This week I have definitely seen more progress or "success" as you could say it, we didn't baptize any new people or anything. The good thing is, we are starting to see more and more people who have been prepared by the Lord to be received into the church. So one man, Roberto, we came into contact with him one day in the street and he let us in his house to teach him. When we finished the first lesson, we extended the baptismal invitation (without a specific date), and his response went as follows(translated of course): "Yes. So when is the soonest I can be baptized?". That really kinda blew my mind because we are so used to indirect answers from people with such questions, but we know that this guy really has been prepared to hear what we have to say!
One happy thing about this week, is we stopped doing breakfasts with our cocinera because those were just terrible, cold refried beans the consistency of water, spongy cheese that contains more salt than the Great Salt Lake, and eggs that were fried in a swimming pool of grease. Seriously, people here cook with so much grease, it is so horrible (you can see the grease on so many people here too). I thought America was bad with eating greasy foods, try the food here, worse than any Big Mac you ever ate. So for the breakfasts I eat cereal and milk with whatever fruit I have, and since Latinos think cereal with milk is so weird, my companion eats sandwiches. It is so much better making our own breakfasts, we would usually have to sit in the cocineras house for 30 minutes to wait for our plate of cold beans and cheese. So I am doing better in the food dept.

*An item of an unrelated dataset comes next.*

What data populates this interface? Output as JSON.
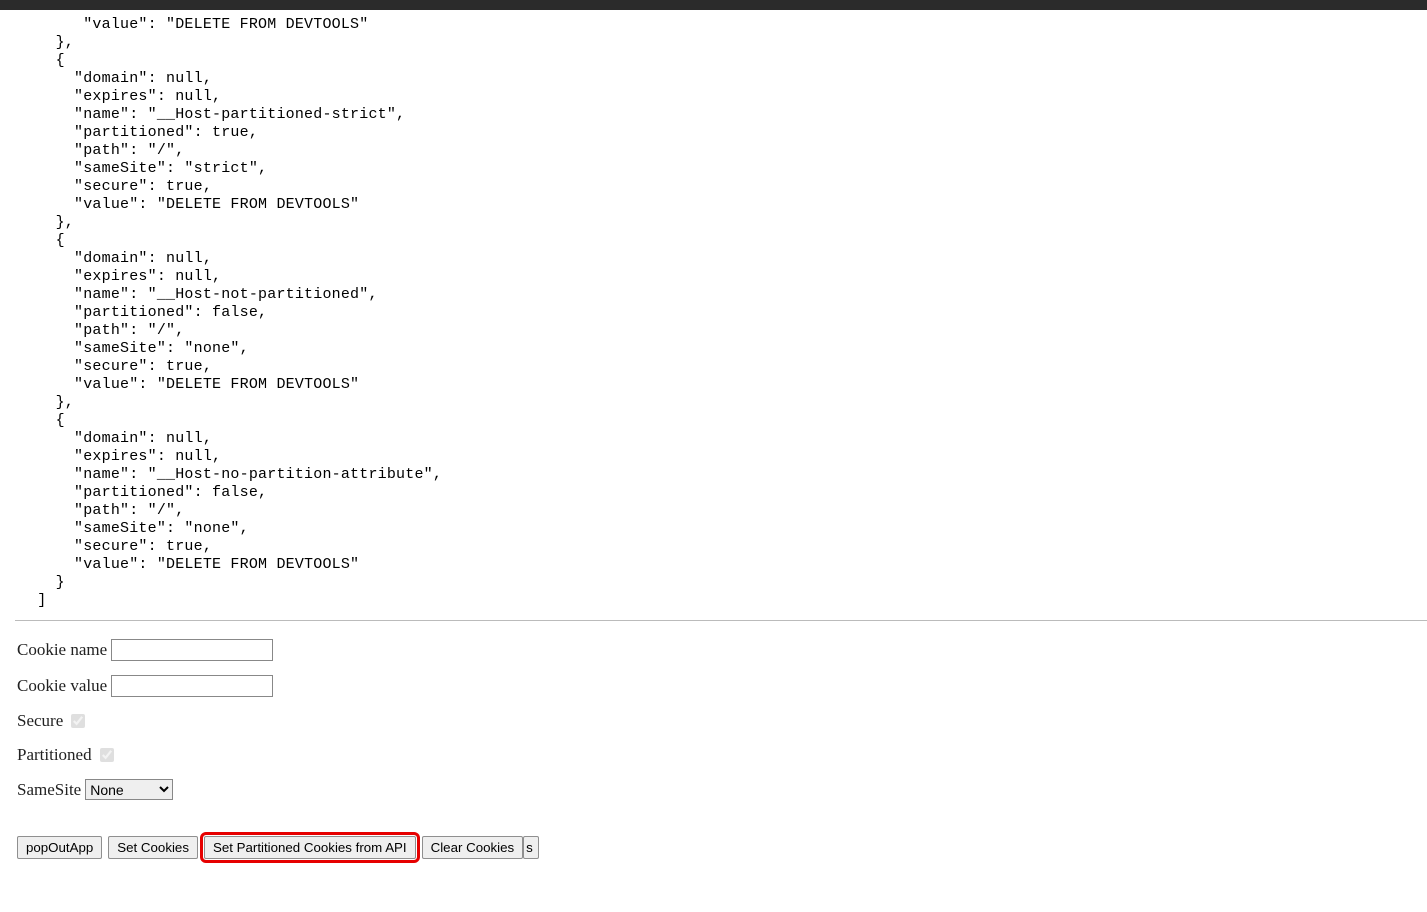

Saturday we had a baptismal service for a kid who just turned 8, his parents are recent converts. The Andrade family, they always have us over for FHE every Monday at 6:00, its awesome. So I got to perform the baptism (doesn't count towards mission numbers, but I got to perform it), which was a great experience! I think the kid (Alejandro) wanted me to do it because I always talk with him about The Avengers and other super hero stuff, so for that he really likes talking with me! So this family is really great! They are super poor, they live in a shack house kind of thing. At night it is illuminated with candles. And every time we go over they try and offer us food, whether it be pupusas or beans and rice, they always give us something, which I appreciate so much!! I know beans aren't exciting, but when a family like this gives it to you it is the most delicious dinner ever! They are so great to the missionaries, even though they don`t have much they always want to give!
I guess that sums up the notable events from the week. I would attach photos, but I didn't know we would write in San Salvador so I don't have my camera stuffs. So next time I will have some pictures to share! Thanks for all the letters and emails I get from you all! I am happy to hear all is good at home! I miss you all a lot, and look forward to hearing from you again soon! I love you!
Elder Joshua Vaughan